Website and app data records
|---|

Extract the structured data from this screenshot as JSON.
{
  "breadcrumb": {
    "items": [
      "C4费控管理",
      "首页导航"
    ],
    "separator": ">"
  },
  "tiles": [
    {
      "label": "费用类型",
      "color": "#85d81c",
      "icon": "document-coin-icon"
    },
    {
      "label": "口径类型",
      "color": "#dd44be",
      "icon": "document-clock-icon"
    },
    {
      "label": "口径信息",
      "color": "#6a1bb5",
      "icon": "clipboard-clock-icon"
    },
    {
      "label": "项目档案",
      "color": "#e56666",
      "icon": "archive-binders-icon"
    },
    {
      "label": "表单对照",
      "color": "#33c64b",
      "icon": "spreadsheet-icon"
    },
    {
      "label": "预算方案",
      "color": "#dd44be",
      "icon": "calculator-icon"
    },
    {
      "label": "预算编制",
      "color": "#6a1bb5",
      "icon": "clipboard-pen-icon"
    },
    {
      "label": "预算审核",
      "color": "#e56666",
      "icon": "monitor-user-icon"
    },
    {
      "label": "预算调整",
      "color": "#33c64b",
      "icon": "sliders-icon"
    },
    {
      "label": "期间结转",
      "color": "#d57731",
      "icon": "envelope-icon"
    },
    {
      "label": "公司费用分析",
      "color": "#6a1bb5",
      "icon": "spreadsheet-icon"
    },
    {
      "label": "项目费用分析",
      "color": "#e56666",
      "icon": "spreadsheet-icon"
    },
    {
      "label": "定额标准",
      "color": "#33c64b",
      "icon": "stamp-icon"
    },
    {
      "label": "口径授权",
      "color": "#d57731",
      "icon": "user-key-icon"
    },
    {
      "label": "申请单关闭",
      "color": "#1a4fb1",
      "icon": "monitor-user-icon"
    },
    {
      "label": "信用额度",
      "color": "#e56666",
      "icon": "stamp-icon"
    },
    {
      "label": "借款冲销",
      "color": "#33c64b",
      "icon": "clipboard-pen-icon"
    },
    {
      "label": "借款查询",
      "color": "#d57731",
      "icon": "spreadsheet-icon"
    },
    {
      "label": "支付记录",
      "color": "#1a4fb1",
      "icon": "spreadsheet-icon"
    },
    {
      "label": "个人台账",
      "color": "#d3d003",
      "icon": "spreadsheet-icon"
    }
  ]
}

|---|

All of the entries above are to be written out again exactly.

ANSWER BELOW:
Extract the structured data from this screenshot as JSON.
{
  "breadcrumb": {
    "items": [
      "C4费控管理",
      "首页导航"
    ],
    "separator": ">"
  },
  "tiles": [
    {
      "label": "费用类型",
      "color": "#85d81c",
      "icon": "document-coin-icon"
    },
    {
      "label": "口径类型",
      "color": "#dd44be",
      "icon": "document-clock-icon"
    },
    {
      "label": "口径信息",
      "color": "#6a1bb5",
      "icon": "clipboard-clock-icon"
    },
    {
      "label": "项目档案",
      "color": "#e56666",
      "icon": "archive-binders-icon"
    },
    {
      "label": "表单对照",
      "color": "#33c64b",
      "icon": "spreadsheet-icon"
    },
    {
      "label": "预算方案",
      "color": "#dd44be",
      "icon": "calculator-icon"
    },
    {
      "label": "预算编制",
      "color": "#6a1bb5",
      "icon": "clipboard-pen-icon"
    },
    {
      "label": "预算审核",
      "color": "#e56666",
      "icon": "monitor-user-icon"
    },
    {
      "label": "预算调整",
      "color": "#33c64b",
      "icon": "sliders-icon"
    },
    {
      "label": "期间结转",
      "color": "#d57731",
      "icon": "envelope-icon"
    },
    {
      "label": "公司费用分析",
      "color": "#6a1bb5",
      "icon": "spreadsheet-icon"
    },
    {
      "label": "项目费用分析",
      "color": "#e56666",
      "icon": "spreadsheet-icon"
    },
    {
      "label": "定额标准",
      "color": "#33c64b",
      "icon": "stamp-icon"
    },
    {
      "label": "口径授权",
      "color": "#d57731",
      "icon": "user-key-icon"
    },
    {
      "label": "申请单关闭",
      "color": "#1a4fb1",
      "icon": "monitor-user-icon"
    },
    {
      "label": "信用额度",
      "color": "#e56666",
      "icon": "stamp-icon"
    },
    {
      "label": "借款冲销",
      "color": "#33c64b",
      "icon": "clipboard-pen-icon"
    },
    {
      "label": "借款查询",
      "color": "#d57731",
      "icon": "spreadsheet-icon"
    },
    {
      "label": "支付记录",
      "color": "#1a4fb1",
      "icon": "spreadsheet-icon"
    },
    {
      "label": "个人台账",
      "color": "#d3d003",
      "icon": "spreadsheet-icon"
    }
  ]
}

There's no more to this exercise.